What needs to be done: When a line below contains the word "screenshot", copy that line.

Given information:
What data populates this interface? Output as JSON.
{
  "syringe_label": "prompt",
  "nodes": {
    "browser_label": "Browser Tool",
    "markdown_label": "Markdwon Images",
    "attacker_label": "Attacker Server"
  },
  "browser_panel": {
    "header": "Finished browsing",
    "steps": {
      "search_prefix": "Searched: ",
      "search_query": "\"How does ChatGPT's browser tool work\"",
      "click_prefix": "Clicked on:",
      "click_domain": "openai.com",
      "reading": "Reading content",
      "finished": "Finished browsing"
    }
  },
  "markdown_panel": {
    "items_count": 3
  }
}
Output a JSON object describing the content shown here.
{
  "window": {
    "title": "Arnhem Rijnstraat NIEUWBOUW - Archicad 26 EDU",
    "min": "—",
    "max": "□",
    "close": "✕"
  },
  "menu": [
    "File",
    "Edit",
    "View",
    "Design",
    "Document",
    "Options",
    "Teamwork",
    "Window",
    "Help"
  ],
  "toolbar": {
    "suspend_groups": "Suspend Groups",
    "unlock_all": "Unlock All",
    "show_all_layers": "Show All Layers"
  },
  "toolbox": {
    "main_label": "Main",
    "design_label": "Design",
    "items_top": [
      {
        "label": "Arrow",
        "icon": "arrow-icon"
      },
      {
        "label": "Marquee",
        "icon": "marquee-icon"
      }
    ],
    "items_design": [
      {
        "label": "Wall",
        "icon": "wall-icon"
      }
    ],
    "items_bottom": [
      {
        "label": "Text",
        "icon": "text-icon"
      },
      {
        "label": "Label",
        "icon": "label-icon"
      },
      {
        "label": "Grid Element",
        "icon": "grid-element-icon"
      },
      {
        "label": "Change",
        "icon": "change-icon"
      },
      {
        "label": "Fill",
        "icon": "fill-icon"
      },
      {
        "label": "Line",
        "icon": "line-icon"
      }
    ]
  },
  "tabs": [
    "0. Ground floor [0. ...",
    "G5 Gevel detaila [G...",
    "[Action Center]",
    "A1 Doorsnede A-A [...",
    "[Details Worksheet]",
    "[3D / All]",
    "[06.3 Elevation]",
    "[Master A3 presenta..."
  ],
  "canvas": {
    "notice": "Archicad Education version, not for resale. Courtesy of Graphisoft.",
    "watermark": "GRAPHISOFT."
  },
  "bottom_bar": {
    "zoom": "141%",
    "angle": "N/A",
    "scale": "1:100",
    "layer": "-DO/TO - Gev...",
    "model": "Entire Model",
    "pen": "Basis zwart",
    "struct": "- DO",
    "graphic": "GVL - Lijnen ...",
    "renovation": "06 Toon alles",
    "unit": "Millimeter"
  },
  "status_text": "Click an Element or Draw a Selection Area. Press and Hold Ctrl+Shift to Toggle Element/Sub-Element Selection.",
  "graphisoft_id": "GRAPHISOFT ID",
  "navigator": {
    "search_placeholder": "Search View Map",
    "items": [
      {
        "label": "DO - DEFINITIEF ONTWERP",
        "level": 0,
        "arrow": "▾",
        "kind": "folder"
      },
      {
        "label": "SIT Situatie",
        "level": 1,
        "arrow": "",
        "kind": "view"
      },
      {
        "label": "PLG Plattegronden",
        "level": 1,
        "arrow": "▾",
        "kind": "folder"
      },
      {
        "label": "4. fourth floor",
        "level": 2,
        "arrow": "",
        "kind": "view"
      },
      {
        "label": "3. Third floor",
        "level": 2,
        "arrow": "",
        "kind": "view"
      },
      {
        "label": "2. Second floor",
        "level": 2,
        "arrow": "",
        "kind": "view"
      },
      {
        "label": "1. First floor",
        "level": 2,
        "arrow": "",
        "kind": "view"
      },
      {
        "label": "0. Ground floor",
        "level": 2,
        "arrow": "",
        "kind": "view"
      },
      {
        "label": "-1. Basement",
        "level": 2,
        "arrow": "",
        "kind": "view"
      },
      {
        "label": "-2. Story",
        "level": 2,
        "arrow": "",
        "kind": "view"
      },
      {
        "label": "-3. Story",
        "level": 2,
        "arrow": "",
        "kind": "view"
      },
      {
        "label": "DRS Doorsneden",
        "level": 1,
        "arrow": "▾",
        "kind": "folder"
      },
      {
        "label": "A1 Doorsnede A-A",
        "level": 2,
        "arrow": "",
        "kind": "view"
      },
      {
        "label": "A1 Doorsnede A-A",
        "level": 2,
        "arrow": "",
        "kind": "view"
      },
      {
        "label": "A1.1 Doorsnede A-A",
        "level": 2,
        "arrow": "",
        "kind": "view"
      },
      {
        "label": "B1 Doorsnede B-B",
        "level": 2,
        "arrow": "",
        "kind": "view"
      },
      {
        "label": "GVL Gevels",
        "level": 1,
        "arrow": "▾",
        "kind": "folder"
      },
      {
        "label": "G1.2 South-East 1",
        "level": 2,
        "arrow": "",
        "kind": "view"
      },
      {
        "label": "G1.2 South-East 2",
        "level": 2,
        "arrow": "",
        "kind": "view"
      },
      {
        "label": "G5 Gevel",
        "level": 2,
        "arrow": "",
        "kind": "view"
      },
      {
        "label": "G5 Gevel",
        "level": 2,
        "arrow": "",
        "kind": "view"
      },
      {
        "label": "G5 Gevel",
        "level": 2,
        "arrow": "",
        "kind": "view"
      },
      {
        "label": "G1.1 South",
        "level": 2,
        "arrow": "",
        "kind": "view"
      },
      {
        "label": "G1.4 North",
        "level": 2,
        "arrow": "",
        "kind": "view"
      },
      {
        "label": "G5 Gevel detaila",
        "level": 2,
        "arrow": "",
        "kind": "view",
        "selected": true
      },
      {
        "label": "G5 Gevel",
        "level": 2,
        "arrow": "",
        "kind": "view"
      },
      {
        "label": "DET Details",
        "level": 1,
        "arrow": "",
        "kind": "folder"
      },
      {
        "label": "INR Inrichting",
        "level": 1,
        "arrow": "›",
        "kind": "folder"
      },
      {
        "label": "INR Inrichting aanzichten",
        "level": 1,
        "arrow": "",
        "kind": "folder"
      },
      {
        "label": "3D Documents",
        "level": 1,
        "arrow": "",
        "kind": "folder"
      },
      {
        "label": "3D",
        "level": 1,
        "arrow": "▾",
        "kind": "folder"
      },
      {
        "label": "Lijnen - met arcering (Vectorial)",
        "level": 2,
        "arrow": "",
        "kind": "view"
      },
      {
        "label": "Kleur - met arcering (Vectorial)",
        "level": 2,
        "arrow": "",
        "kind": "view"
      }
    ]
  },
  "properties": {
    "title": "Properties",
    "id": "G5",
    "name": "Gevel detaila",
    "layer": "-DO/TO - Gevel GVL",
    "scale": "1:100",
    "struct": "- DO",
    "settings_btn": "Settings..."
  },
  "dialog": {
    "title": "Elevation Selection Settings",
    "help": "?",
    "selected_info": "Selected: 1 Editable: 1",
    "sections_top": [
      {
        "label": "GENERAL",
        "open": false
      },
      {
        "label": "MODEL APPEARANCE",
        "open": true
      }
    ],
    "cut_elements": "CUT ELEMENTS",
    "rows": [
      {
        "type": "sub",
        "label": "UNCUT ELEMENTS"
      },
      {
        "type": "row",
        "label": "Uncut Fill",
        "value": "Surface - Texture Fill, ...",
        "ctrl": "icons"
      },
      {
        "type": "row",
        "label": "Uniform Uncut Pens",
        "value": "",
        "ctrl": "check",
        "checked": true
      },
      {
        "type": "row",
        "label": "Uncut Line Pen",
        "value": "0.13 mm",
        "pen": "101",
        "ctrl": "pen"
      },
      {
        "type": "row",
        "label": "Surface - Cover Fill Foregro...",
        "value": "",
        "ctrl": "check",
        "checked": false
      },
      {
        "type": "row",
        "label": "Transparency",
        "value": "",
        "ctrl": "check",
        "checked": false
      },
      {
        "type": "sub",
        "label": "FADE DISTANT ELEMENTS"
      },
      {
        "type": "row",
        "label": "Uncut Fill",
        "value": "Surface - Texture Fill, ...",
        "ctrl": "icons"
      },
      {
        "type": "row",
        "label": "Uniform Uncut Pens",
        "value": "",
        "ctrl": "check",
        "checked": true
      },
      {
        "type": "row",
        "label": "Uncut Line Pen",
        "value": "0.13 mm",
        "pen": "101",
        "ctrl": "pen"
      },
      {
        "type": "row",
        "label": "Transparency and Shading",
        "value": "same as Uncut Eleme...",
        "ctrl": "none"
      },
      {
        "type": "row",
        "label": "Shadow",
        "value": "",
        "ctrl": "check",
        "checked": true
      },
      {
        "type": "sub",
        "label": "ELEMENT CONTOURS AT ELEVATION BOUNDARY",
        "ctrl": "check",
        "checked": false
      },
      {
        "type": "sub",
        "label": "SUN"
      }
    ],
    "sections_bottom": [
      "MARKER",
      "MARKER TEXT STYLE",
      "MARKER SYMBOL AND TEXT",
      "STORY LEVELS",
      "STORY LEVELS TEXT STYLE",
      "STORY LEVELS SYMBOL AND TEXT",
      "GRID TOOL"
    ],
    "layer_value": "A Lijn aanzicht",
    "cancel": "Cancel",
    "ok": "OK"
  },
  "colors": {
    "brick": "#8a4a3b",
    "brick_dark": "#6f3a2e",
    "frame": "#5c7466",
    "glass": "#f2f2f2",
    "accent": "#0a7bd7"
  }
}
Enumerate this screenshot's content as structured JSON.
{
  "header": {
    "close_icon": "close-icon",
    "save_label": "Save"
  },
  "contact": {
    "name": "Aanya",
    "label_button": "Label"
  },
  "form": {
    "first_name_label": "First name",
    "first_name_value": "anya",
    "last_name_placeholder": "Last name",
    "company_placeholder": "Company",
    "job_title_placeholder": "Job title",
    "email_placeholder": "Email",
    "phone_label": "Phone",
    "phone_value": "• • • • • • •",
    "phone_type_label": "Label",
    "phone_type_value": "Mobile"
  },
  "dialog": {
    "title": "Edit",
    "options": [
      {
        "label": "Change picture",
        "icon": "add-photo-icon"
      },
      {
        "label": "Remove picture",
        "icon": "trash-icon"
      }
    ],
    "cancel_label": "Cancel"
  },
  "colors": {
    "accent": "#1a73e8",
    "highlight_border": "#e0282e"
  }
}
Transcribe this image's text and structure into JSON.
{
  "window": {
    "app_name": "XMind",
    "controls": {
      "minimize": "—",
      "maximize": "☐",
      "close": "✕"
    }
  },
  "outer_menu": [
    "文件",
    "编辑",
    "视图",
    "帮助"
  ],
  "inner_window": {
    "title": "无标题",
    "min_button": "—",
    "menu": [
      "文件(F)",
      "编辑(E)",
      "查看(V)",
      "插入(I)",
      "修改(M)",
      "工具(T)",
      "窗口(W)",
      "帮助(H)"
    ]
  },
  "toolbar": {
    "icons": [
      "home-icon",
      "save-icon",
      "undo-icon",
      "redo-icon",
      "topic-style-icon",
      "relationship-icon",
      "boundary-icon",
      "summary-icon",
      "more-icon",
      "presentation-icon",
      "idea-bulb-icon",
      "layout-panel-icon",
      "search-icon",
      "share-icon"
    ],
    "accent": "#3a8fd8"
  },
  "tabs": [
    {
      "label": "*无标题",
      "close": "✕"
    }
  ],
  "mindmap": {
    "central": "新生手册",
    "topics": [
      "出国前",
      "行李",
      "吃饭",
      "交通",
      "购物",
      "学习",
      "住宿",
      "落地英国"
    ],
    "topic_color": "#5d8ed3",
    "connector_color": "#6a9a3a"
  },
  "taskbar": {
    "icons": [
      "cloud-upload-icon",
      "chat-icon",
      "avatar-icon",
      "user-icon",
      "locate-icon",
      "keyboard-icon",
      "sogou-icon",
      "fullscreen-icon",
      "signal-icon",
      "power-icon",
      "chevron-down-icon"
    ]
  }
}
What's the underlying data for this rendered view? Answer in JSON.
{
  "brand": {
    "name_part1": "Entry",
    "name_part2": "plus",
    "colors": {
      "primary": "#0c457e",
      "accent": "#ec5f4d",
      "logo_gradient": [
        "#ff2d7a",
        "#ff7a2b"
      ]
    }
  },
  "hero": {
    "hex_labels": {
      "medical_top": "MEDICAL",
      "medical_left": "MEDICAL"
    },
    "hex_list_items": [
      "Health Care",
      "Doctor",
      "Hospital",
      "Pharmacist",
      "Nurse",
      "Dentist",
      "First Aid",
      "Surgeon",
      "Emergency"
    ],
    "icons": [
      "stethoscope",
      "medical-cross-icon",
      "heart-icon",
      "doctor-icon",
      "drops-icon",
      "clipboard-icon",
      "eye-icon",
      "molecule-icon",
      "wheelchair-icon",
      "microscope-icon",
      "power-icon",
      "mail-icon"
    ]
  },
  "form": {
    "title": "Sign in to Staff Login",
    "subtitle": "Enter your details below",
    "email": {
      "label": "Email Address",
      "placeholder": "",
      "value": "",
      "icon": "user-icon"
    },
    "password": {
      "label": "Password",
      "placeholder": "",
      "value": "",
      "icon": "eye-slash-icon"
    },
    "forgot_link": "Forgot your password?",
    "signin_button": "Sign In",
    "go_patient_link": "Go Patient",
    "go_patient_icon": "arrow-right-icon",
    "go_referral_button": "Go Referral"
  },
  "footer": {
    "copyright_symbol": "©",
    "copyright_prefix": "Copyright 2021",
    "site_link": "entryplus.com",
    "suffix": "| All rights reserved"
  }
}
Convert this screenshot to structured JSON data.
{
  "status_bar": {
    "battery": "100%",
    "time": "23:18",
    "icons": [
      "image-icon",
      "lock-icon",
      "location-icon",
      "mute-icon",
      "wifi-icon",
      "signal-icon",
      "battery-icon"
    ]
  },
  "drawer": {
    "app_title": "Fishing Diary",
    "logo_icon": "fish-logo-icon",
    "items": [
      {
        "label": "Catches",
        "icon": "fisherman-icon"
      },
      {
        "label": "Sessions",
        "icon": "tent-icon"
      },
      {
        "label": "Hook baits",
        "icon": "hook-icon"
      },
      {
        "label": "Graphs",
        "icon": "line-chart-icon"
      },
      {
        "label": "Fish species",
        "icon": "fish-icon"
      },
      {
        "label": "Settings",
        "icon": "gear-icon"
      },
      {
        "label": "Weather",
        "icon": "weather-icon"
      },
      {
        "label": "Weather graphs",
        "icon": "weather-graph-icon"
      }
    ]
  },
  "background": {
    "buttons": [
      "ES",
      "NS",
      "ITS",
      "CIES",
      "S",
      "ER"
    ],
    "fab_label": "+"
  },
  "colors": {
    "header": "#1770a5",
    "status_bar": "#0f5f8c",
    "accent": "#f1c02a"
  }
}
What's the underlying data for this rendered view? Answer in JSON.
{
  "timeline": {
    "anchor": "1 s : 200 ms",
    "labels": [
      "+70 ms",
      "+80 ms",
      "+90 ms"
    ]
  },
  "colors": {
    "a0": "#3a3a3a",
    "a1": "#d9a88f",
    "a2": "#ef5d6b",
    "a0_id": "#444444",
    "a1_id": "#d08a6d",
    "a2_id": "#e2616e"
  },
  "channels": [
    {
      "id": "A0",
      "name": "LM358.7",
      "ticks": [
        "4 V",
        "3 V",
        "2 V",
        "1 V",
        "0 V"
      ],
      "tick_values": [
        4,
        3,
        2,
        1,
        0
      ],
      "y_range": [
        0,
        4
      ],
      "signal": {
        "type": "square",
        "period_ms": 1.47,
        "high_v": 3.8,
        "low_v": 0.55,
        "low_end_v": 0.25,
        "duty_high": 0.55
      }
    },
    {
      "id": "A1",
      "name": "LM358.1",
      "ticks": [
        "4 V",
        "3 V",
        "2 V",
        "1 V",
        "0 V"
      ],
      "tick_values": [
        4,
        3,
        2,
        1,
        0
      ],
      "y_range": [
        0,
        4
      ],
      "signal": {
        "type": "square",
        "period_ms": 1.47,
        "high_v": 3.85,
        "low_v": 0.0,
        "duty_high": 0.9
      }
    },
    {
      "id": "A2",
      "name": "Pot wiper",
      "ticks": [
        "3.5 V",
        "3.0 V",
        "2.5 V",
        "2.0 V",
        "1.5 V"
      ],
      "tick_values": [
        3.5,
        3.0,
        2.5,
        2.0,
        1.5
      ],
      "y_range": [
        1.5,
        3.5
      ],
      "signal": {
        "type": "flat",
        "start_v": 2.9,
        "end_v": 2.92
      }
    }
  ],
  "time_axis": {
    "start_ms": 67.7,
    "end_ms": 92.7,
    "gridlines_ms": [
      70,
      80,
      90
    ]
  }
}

Response to the exercise:
Enumerate this screenshot's content as structured JSON.
Convert this screenshot to structured JSON data.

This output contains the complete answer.